"^/" ["b" none ["Hi, Patrick!"]] "^/" ["c" ["type" "demo"] none] "^/" ["d" ["pos" "last"] ["^/ end^/"]] "^/" Wait! someone may think. "There are seven subordinate members here, not three!" Remember that ignorable-whitespace is retained by PARSE-XML, so the NEWLINE values between <a> and <b>, </b> and <c ...>, <c ...> and <d ...>, and </d> and </a> are also in the content block for the top level element (<a>). To wrap up, notice that the <b> element had no attributes, so its block representation has NONE as the second member. It containined only a single string (with no whitespace) so the third member for the block representing <b> is a block with only one string in it. The <c> element had an attribute, but no content, so it is rep- resented by a block whose second member is a block of name/value pair(s) and whose third member is NONE. Finally, <d> had both attributes and content, so it is represented by a block with non-NONE values in the second and third positions. Note that the whitespace surrounding the string "end" is included in the content string. To get you started writing REBOL to handle XML-derived data, here are a couple of utilities you may find useful: _xdump: func [ b [block!] {xml structure} p [string!] /local tag pp was-string ][ tag: trim to-string first b prin join copy p [join copy "<" tag] if found? second b [ foreach [n v] second b [ prin join copy " " [trim n "=" mold v] ] ] either none? third b [ print " />" ][ print ">" pp: join copy p " " was-string: false foreach x third b [ was-string: not any-block? x either was-string [ if 0 < length? trim x [ print join copy pp x ] ][ _xdump x pp ] ] print [join copy p [copy "</" trim tag ">"]] ] ] xdump: func [ b [block!] {the xml structure from parse-xml} ][ _xdump first third b copy "" print "" ] The Xdump function simply pretty-prints a block structure from PARSE-XML to the console. It can serve as an example of the kind of recursive code you may be writing if you traverse general block structures.
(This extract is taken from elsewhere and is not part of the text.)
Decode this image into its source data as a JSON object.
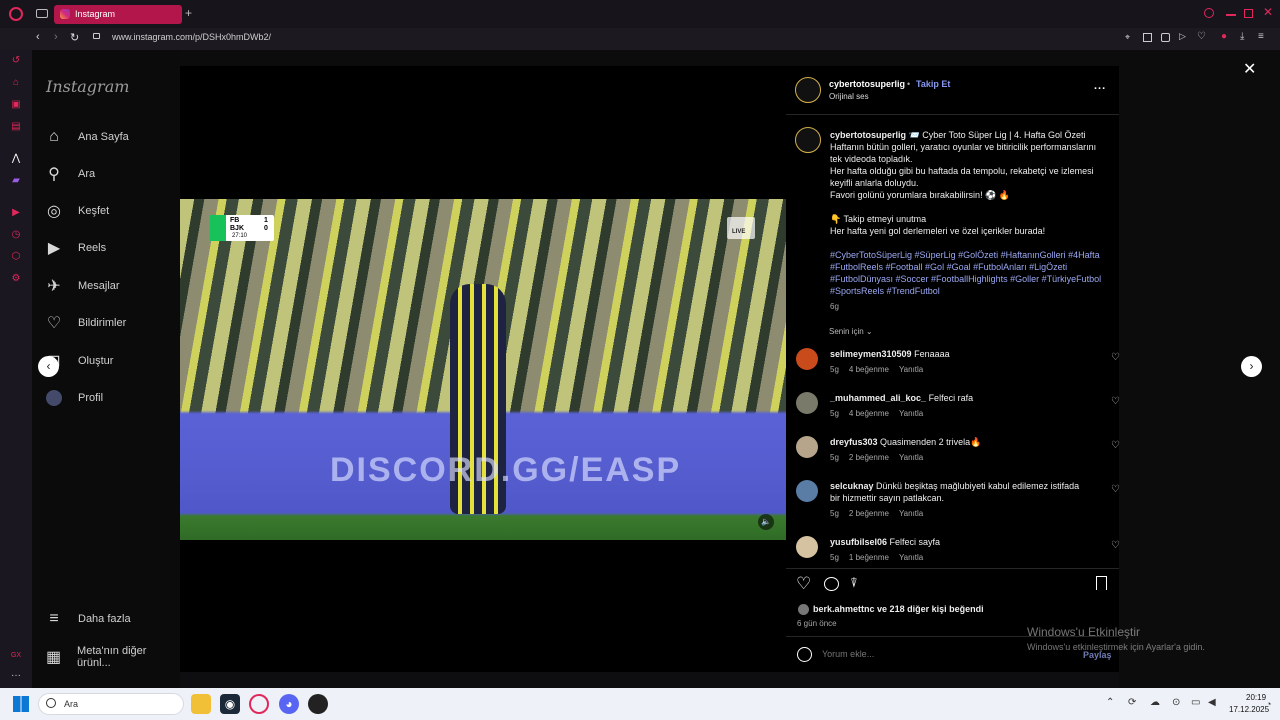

>> xdump fum
<a> <b> Hi, Patrick! </b> <c type="demo" /> <d pos="last"> end </d> </a> Notice that it is not overly smart! The embedded ^/ in the content string for <d> causes an extra blank line. Since most of my XML applications really don't care about the ignorable-whitespace, I also wrote the following, inspired by TRIM for STRING! data: trim-xml: func [ b [block!] /local content item ][ content: third b if found? content [ while [not tail? content] [ item: first content either block? item [ trim-xml item content: next content ][ either 0 = length? trim item [ remove content ][ content: next content ] ] ] if 0 = length? head content [ b/3: none ] ] b ] Now we can say
>> trim-xml fum
== [document none [["a" none [["b" none ["Hi, Patrick!"]] ["c" ["type" "demo"] none] ["d" ["pos" "last"] ["end^/"]]]]]]
>> foreach item topelement/3 [print mold item]
["b" none ["Hi, Patrick!"]] ["c" ["type" "demo"] none] ["d" ["pos" "last"] ["end^/"]] And the whitespace-only content strings are gone.
> load: it should parse the file but its no use for me because the tags > are still unseperated from their values >
I've never had to use LOAD for XML processing.
> xml-language: What is this object good for?? >
XML-LANGUAGE is the object that contains the support for PARSE-XML. In general it is A Good Thing to implement a complex function by writing complex-function-wrapper: make object! [ ... support functions and data go here ... top-entry: func [] [...body...] ] so that all the support stuff doesn't pollute the global namespace, cause accidental name collisions, etc. You can then call the function either by complex-function-wrapper/top-entry ...arguments... or by defining complex-function: func [...argumemnts...] [ complex-function-wrapper/top-entry ...arguments... ] just for pretty. XML-LANGUAGE fulfills that role for PARSE-XML.
> Greets to all, pat le cat >
Le cat says, "Purr", and thanks you! -jn-